No one ever asked the question, "Do all people have culture?" until the end of the 19th century. E.B. Tyler, world famous anthropologist from Oxford University in England, discussed the culture of primitive people. Before the writing of his book, Primitive Culture, never before had culture been associated with people from outside of the west. It was common knowledge back before E.B. decided to write his book that one needed an education in order to be considered to have a culture. Instead, new definitions on the details of culture began to develop. Now, people started to express that culture is the actions one chooses to define their character. Thus, however one chose to live their life was their "new culture." On top of this, not only is it how they live their lives, but it is the mental capacity with which they do it. What could be a better definition of culture than, the meanings and values that people contain with which they decide to move their lives?

In order for culture to survive a man, family, or generation, tradition and language become an integral part to its longevity.

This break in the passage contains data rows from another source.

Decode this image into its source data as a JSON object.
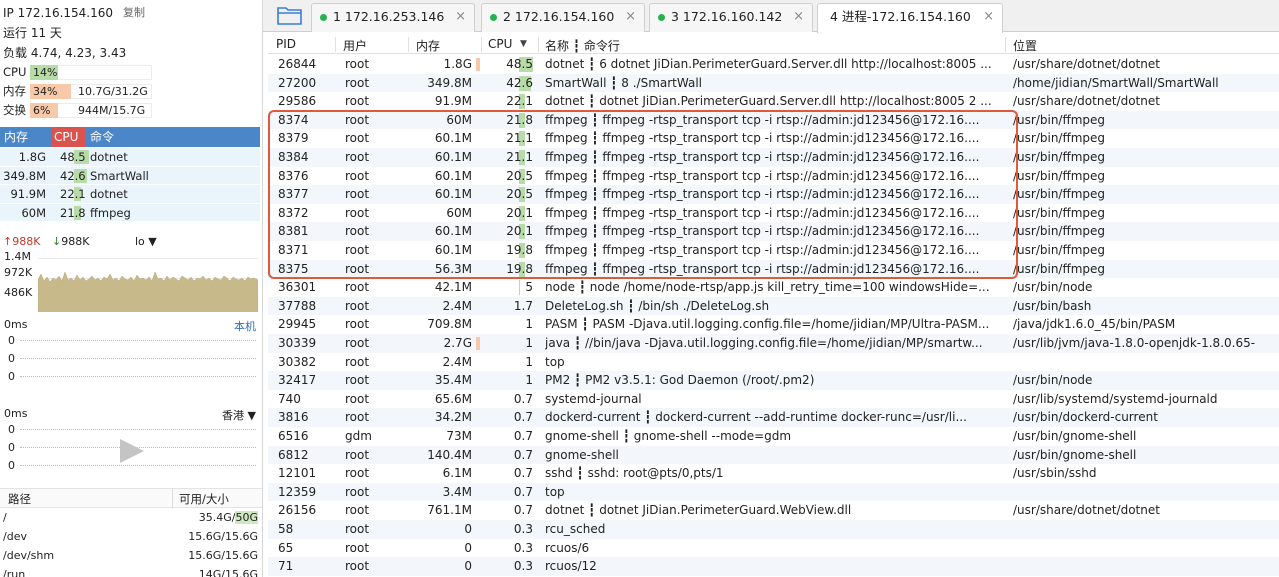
{
  "left": {
    "ip_label": "IP 172.16.154.160",
    "copy_label": "复制",
    "uptime": "运行 11 天",
    "load": "负载 4.74, 4.23, 3.43",
    "cpu": {
      "label": "CPU",
      "pct": "14%",
      "fill": 0.14
    },
    "mem": {
      "label": "内存",
      "pct": "34%",
      "value": "10.7G/31.2G",
      "fill": 0.34
    },
    "swap": {
      "label": "交换",
      "pct": "6%",
      "value": "944M/15.7G",
      "fill": 0.06
    },
    "proc_header": {
      "mem": "内存",
      "cpu": "CPU",
      "cmd": "命令"
    },
    "top_procs": [
      {
        "mem": "1.8G",
        "cpu": "48.5",
        "name": "dotnet"
      },
      {
        "mem": "349.8M",
        "cpu": "42.6",
        "name": "SmartWall"
      },
      {
        "mem": "91.9M",
        "cpu": "22.1",
        "name": "dotnet"
      },
      {
        "mem": "60M",
        "cpu": "21.8",
        "name": "ffmpeg"
      }
    ],
    "net": {
      "up": "988K",
      "down": "988K",
      "iface": "lo",
      "y1": "1.4M",
      "y2": "972K",
      "y3": "486K"
    },
    "latency_local": {
      "title": "0ms",
      "right": "本机",
      "ticks": [
        "0",
        "0",
        "0"
      ]
    },
    "latency_hk": {
      "title": "0ms",
      "right": "香港",
      "ticks": [
        "0",
        "0",
        "0"
      ]
    },
    "disk_header": {
      "path": "路径",
      "size": "可用/大小"
    },
    "disks": [
      {
        "path": "/",
        "avail": "35.4G/",
        "total": "50G"
      },
      {
        "path": "/dev",
        "avail": "15.6G/15.6G",
        "total": ""
      },
      {
        "path": "/dev/shm",
        "avail": "15.6G/15.6G",
        "total": ""
      },
      {
        "path": "/run",
        "avail": "14G/15.6G",
        "total": ""
      }
    ]
  },
  "tabs": [
    {
      "label": "1  172.16.253.146",
      "active": false
    },
    {
      "label": "2  172.16.154.160",
      "active": false
    },
    {
      "label": "3  172.16.160.142",
      "active": false
    },
    {
      "label": "4  进程-172.16.154.160",
      "active": true
    }
  ],
  "table": {
    "headers": {
      "pid": "PID",
      "user": "用户",
      "mem": "内存",
      "cpu": "CPU",
      "cmd": "名称 ┇ 命令行",
      "loc": "位置"
    },
    "rows": [
      {
        "pid": "26844",
        "user": "root",
        "mem": "1.8G",
        "cpu": "48.5",
        "cpu_fill": 0.485,
        "mem_bar": true,
        "cmd": "dotnet ┇ 6 dotnet JiDian.PerimeterGuard.Server.dll http://localhost:8005 ...",
        "loc": "/usr/share/dotnet/dotnet"
      },
      {
        "pid": "27200",
        "user": "root",
        "mem": "349.8M",
        "cpu": "42.6",
        "cpu_fill": 0.426,
        "mem_bar": false,
        "cmd": "SmartWall ┇ 8 ./SmartWall",
        "loc": "/home/jidian/SmartWall/SmartWall"
      },
      {
        "pid": "29586",
        "user": "root",
        "mem": "91.9M",
        "cpu": "22.1",
        "cpu_fill": 0.221,
        "mem_bar": false,
        "cmd": "dotnet ┇ dotnet JiDian.PerimeterGuard.Server.dll http://localhost:8005 2 ...",
        "loc": "/usr/share/dotnet/dotnet"
      },
      {
        "pid": "8374",
        "user": "root",
        "mem": "60M",
        "cpu": "21.8",
        "cpu_fill": 0.218,
        "mem_bar": false,
        "cmd": "ffmpeg ┇ ffmpeg -rtsp_transport tcp -i rtsp://admin:jd123456@172.16....",
        "loc": "/usr/bin/ffmpeg"
      },
      {
        "pid": "8379",
        "user": "root",
        "mem": "60.1M",
        "cpu": "21.1",
        "cpu_fill": 0.211,
        "mem_bar": false,
        "cmd": "ffmpeg ┇ ffmpeg -rtsp_transport tcp -i rtsp://admin:jd123456@172.16....",
        "loc": "/usr/bin/ffmpeg"
      },
      {
        "pid": "8384",
        "user": "root",
        "mem": "60.1M",
        "cpu": "21.1",
        "cpu_fill": 0.211,
        "mem_bar": false,
        "cmd": "ffmpeg ┇ ffmpeg -rtsp_transport tcp -i rtsp://admin:jd123456@172.16....",
        "loc": "/usr/bin/ffmpeg"
      },
      {
        "pid": "8376",
        "user": "root",
        "mem": "60.1M",
        "cpu": "20.5",
        "cpu_fill": 0.205,
        "mem_bar": false,
        "cmd": "ffmpeg ┇ ffmpeg -rtsp_transport tcp -i rtsp://admin:jd123456@172.16....",
        "loc": "/usr/bin/ffmpeg"
      },
      {
        "pid": "8377",
        "user": "root",
        "mem": "60.1M",
        "cpu": "20.5",
        "cpu_fill": 0.205,
        "mem_bar": false,
        "cmd": "ffmpeg ┇ ffmpeg -rtsp_transport tcp -i rtsp://admin:jd123456@172.16....",
        "loc": "/usr/bin/ffmpeg"
      },
      {
        "pid": "8372",
        "user": "root",
        "mem": "60M",
        "cpu": "20.1",
        "cpu_fill": 0.201,
        "mem_bar": false,
        "cmd": "ffmpeg ┇ ffmpeg -rtsp_transport tcp -i rtsp://admin:jd123456@172.16....",
        "loc": "/usr/bin/ffmpeg"
      },
      {
        "pid": "8381",
        "user": "root",
        "mem": "60.1M",
        "cpu": "20.1",
        "cpu_fill": 0.201,
        "mem_bar": false,
        "cmd": "ffmpeg ┇ ffmpeg -rtsp_transport tcp -i rtsp://admin:jd123456@172.16....",
        "loc": "/usr/bin/ffmpeg"
      },
      {
        "pid": "8371",
        "user": "root",
        "mem": "60.1M",
        "cpu": "19.8",
        "cpu_fill": 0.198,
        "mem_bar": false,
        "cmd": "ffmpeg ┇ ffmpeg -rtsp_transport tcp -i rtsp://admin:jd123456@172.16....",
        "loc": "/usr/bin/ffmpeg"
      },
      {
        "pid": "8375",
        "user": "root",
        "mem": "56.3M",
        "cpu": "19.8",
        "cpu_fill": 0.198,
        "mem_bar": false,
        "cmd": "ffmpeg ┇ ffmpeg -rtsp_transport tcp -i rtsp://admin:jd123456@172.16....",
        "loc": "/usr/bin/ffmpeg"
      },
      {
        "pid": "36301",
        "user": "root",
        "mem": "42.1M",
        "cpu": "5",
        "cpu_fill": 0.05,
        "mem_bar": false,
        "cmd": "node ┇ node /home/node-rtsp/app.js kill_retry_time=100 windowsHide=...",
        "loc": "/usr/bin/node"
      },
      {
        "pid": "37788",
        "user": "root",
        "mem": "2.4M",
        "cpu": "1.7",
        "cpu_fill": 0.017,
        "mem_bar": false,
        "cmd": "DeleteLog.sh ┇ /bin/sh ./DeleteLog.sh",
        "loc": "/usr/bin/bash"
      },
      {
        "pid": "29945",
        "user": "root",
        "mem": "709.8M",
        "cpu": "1",
        "cpu_fill": 0.01,
        "mem_bar": false,
        "cmd": "PASM ┇ PASM  -Djava.util.logging.config.file=/home/jidian/MP/Ultra-PASM...",
        "loc": "/java/jdk1.6.0_45/bin/PASM"
      },
      {
        "pid": "30339",
        "user": "root",
        "mem": "2.7G",
        "cpu": "1",
        "cpu_fill": 0.01,
        "mem_bar": true,
        "cmd": "java ┇ //bin/java -Djava.util.logging.config.file=/home/jidian/MP/smartw...",
        "loc": "/usr/lib/jvm/java-1.8.0-openjdk-1.8.0.65-"
      },
      {
        "pid": "30382",
        "user": "root",
        "mem": "2.4M",
        "cpu": "1",
        "cpu_fill": 0.01,
        "mem_bar": false,
        "cmd": "top",
        "loc": ""
      },
      {
        "pid": "32417",
        "user": "root",
        "mem": "35.4M",
        "cpu": "1",
        "cpu_fill": 0.01,
        "mem_bar": false,
        "cmd": "PM2 ┇ PM2 v3.5.1: God Daemon (/root/.pm2)",
        "loc": "/usr/bin/node"
      },
      {
        "pid": "740",
        "user": "root",
        "mem": "65.6M",
        "cpu": "0.7",
        "cpu_fill": 0.007,
        "mem_bar": false,
        "cmd": "systemd-journal",
        "loc": "/usr/lib/systemd/systemd-journald"
      },
      {
        "pid": "3816",
        "user": "root",
        "mem": "34.2M",
        "cpu": "0.7",
        "cpu_fill": 0.007,
        "mem_bar": false,
        "cmd": "dockerd-current ┇ dockerd-current  --add-runtime docker-runc=/usr/li...",
        "loc": "/usr/bin/dockerd-current"
      },
      {
        "pid": "6516",
        "user": "gdm",
        "mem": "73M",
        "cpu": "0.7",
        "cpu_fill": 0.007,
        "mem_bar": false,
        "cmd": "gnome-shell ┇ gnome-shell --mode=gdm",
        "loc": "/usr/bin/gnome-shell"
      },
      {
        "pid": "6812",
        "user": "root",
        "mem": "140.4M",
        "cpu": "0.7",
        "cpu_fill": 0.007,
        "mem_bar": false,
        "cmd": "gnome-shell",
        "loc": "/usr/bin/gnome-shell"
      },
      {
        "pid": "12101",
        "user": "root",
        "mem": "6.1M",
        "cpu": "0.7",
        "cpu_fill": 0.007,
        "mem_bar": false,
        "cmd": "sshd ┇ sshd: root@pts/0,pts/1",
        "loc": "/usr/sbin/sshd"
      },
      {
        "pid": "12359",
        "user": "root",
        "mem": "3.4M",
        "cpu": "0.7",
        "cpu_fill": 0.007,
        "mem_bar": false,
        "cmd": "top",
        "loc": ""
      },
      {
        "pid": "26156",
        "user": "root",
        "mem": "761.1M",
        "cpu": "0.7",
        "cpu_fill": 0.007,
        "mem_bar": false,
        "cmd": "dotnet ┇ dotnet JiDian.PerimeterGuard.WebView.dll",
        "loc": "/usr/share/dotnet/dotnet"
      },
      {
        "pid": "58",
        "user": "root",
        "mem": "0",
        "cpu": "0.3",
        "cpu_fill": 0.003,
        "mem_bar": false,
        "cmd": "rcu_sched",
        "loc": ""
      },
      {
        "pid": "65",
        "user": "root",
        "mem": "0",
        "cpu": "0.3",
        "cpu_fill": 0.003,
        "mem_bar": false,
        "cmd": "rcuos/6",
        "loc": ""
      },
      {
        "pid": "71",
        "user": "root",
        "mem": "0",
        "cpu": "0.3",
        "cpu_fill": 0.003,
        "mem_bar": false,
        "cmd": "rcuos/12",
        "loc": ""
      }
    ]
  },
  "colors": {
    "accent": "#4a86c8",
    "cpu_header": "#d9534f",
    "cpu_bar": "#b8dca8",
    "mem_bar": "#f7c9a8",
    "highlight": "#e0593b",
    "tab_dot": "#27b04f"
  }
}
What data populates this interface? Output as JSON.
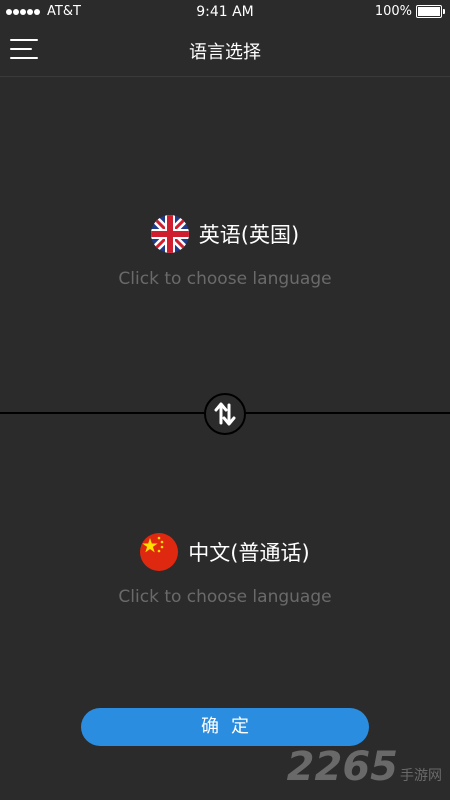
{
  "status_bar": {
    "carrier": "AT&T",
    "time": "9:41 AM",
    "battery": "100%",
    "battery_level": 1.0
  },
  "nav": {
    "title": "语言选择",
    "menu_icon": "hamburger-menu-icon"
  },
  "source_language": {
    "name": "英语(英国)",
    "hint": "Click to choose language",
    "flag_icon": "uk-flag-icon"
  },
  "target_language": {
    "name": "中文(普通话)",
    "hint": "Click to choose language",
    "flag_icon": "china-flag-icon"
  },
  "swap": {
    "icon": "swap-vertical-icon"
  },
  "confirm_button": {
    "label": "确定"
  },
  "watermark": {
    "main": "2265",
    "sub": "手游网"
  },
  "colors": {
    "background": "#2b2b2b",
    "accent": "#2a8de0",
    "hint_text": "#6a6a6a",
    "divider": "#000000"
  }
}
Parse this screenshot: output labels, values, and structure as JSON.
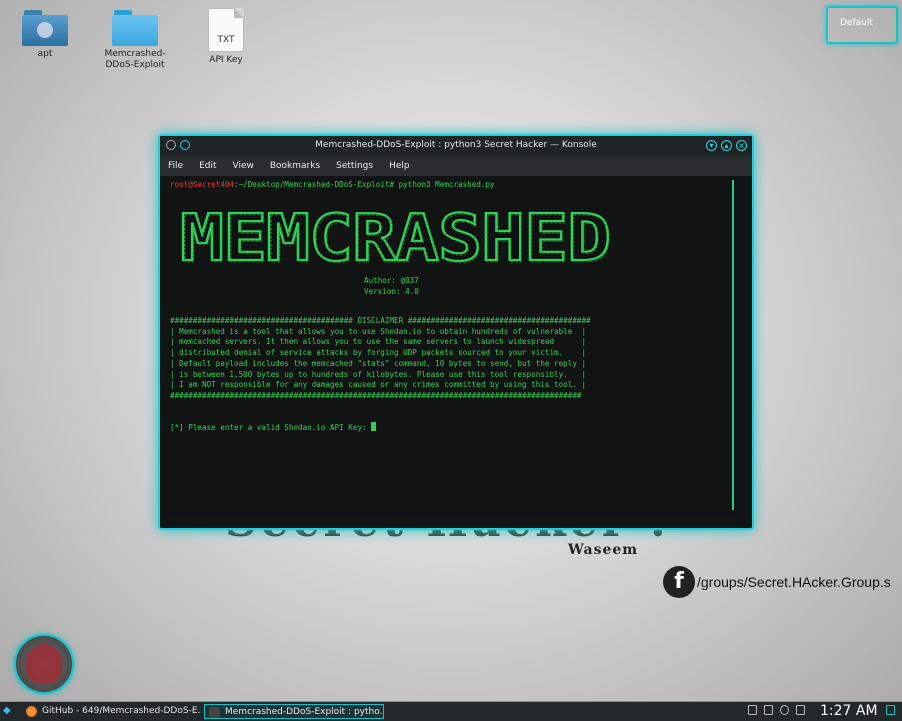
{
  "desktop": {
    "icons": [
      {
        "label": "apt",
        "kind": "folder-special"
      },
      {
        "label": "Memcrashed-\nDDoS-Exploit",
        "kind": "folder"
      },
      {
        "label": "API Key",
        "kind": "text-file",
        "badge": "TXT"
      }
    ],
    "activities_label": "Default",
    "watermark_title": "Secret Hacker !",
    "watermark_sub": "Waseem",
    "facebook_text": "/groups/Secret.HAcker.Group.s"
  },
  "window": {
    "title": "Memcrashed-DDoS-Exploit : python3 Secret Hacker — Konsole",
    "menu": [
      "File",
      "Edit",
      "View",
      "Bookmarks",
      "Settings",
      "Help"
    ]
  },
  "terminal": {
    "prompt_user": "root@Secret404",
    "prompt_path": ":~/Desktop/Memcrashed-DDoS-Exploit# python3 Memcrashed.py",
    "banner": "MEMCRASHED",
    "author": "Author: @037",
    "version": "Version: 4.0",
    "disclaimer": "######################################## DISCLAIMER ########################################\n| Memcrashed is a tool that allows you to use Shodan.io to obtain hundreds of vulnerable  |\n| memcached servers. It then allows you to use the same servers to launch widespread      |\n| distributed denial of service attacks by forging UDP packets sourced to your victim.    |\n| Default payload includes the memcached \"stats\" command, 10 bytes to send, but the reply |\n| is between 1,500 bytes up to hundreds of kilobytes. Please use this tool responsibly.   |\n| I am NOT responsible for any damages caused or any crimes committed by using this tool. |\n##########################################################################################",
    "ask": "[*] Please enter a valid Shodan.io API Key: "
  },
  "taskbar": {
    "tasks": [
      {
        "label": "GitHub - 649/Memcrashed-DDoS-E...",
        "icon": "firefox-icon",
        "active": false
      },
      {
        "label": "Memcrashed-DDoS-Exploit : pytho...",
        "icon": "konsole-icon",
        "active": true
      }
    ],
    "clock": "1:27 AM"
  },
  "colors": {
    "accent": "#19c2c9",
    "terminal_green": "#31d157",
    "prompt_red": "#e23b3b"
  }
}
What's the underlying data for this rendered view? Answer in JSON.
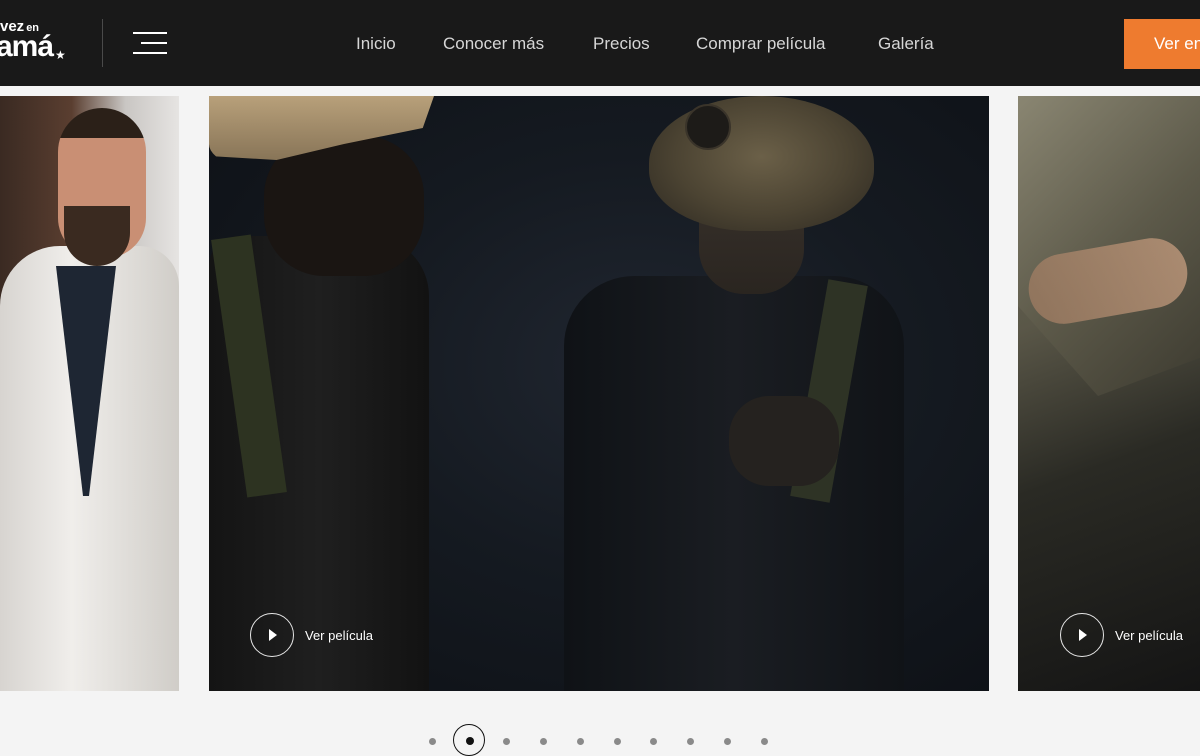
{
  "header": {
    "logo": {
      "top_text": "vez",
      "top_small": "en",
      "main_text": "amá"
    },
    "nav": [
      {
        "label": "Inicio"
      },
      {
        "label": "Conocer más"
      },
      {
        "label": "Precios"
      },
      {
        "label": "Comprar película"
      },
      {
        "label": "Galería"
      }
    ],
    "cta_label": "Ver en"
  },
  "slides": [
    {
      "play_label": ""
    },
    {
      "play_label": "Ver película"
    },
    {
      "play_label": "Ver película"
    }
  ],
  "pagination": {
    "count": 10,
    "active_index": 1
  },
  "colors": {
    "header_bg": "#191919",
    "accent": "#ee7b2f",
    "page_bg": "#f4f4f4"
  },
  "icons": {
    "menu": "hamburger-icon",
    "play": "play-icon",
    "star": "star-icon"
  }
}
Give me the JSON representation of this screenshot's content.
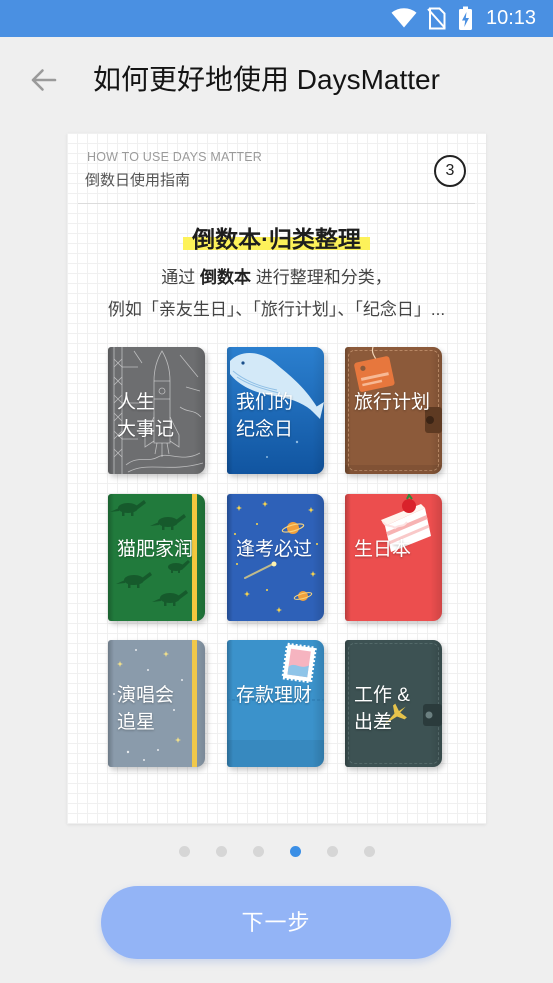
{
  "colors": {
    "status_bar": "#4a90e2",
    "accent": "#3b8fe6",
    "button": "#93b4f6",
    "highlight": "#fdf25a"
  },
  "status_bar": {
    "time": "10:13",
    "icons": [
      "wifi-icon",
      "no-sim-icon",
      "battery-charging-icon"
    ]
  },
  "header": {
    "back_icon": "back-arrow-icon",
    "title": "如何更好地使用 DaysMatter"
  },
  "guide": {
    "eyebrow": "HOW TO USE DAYS MATTER",
    "subtitle": "倒数日使用指南",
    "step": "3",
    "heading": "倒数本·归类整理",
    "description": {
      "line1_prefix": "通过 ",
      "line1_bold": "倒数本",
      "line1_suffix": " 进行整理和分类，",
      "line2": "例如「亲友生日」、「旅行计划」、「纪念日」..."
    }
  },
  "notebooks": [
    {
      "lines": [
        "人生",
        "大事记"
      ],
      "color": "#6d6e70"
    },
    {
      "lines": [
        "我们的",
        "纪念日"
      ],
      "color": "#1a6cc0"
    },
    {
      "lines": [
        "旅行计划"
      ],
      "color": "#8c5a3a"
    },
    {
      "lines": [
        "猫肥家润"
      ],
      "color": "#217a3c"
    },
    {
      "lines": [
        "逢考必过"
      ],
      "color": "#2e61b8"
    },
    {
      "lines": [
        "生日本"
      ],
      "color": "#ec4e4e"
    },
    {
      "lines": [
        "演唱会",
        "追星"
      ],
      "color": "#8a9bab"
    },
    {
      "lines": [
        "存款理财"
      ],
      "color": "#3b92cb"
    },
    {
      "lines": [
        "工作 &",
        "出差"
      ],
      "color": "#3d5253"
    }
  ],
  "pagination": {
    "total": 6,
    "active": 3
  },
  "footer": {
    "next_label": "下一步"
  }
}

And by language, I do not just mean the verbal articulation of men and women as means to communicate. Instead, I am talking about all means of communication; music, architecture, poetry, sculpture, etc. These carriers of culture represent the meanings and values of both the artist creating, and more importantly, the meanings and values of all of his or her civilization at that moment in time. Each form of art described above has a story to it. The story is the lives and times of the people in the moment in which the work was created. These people are attempting to justify and explain the values that...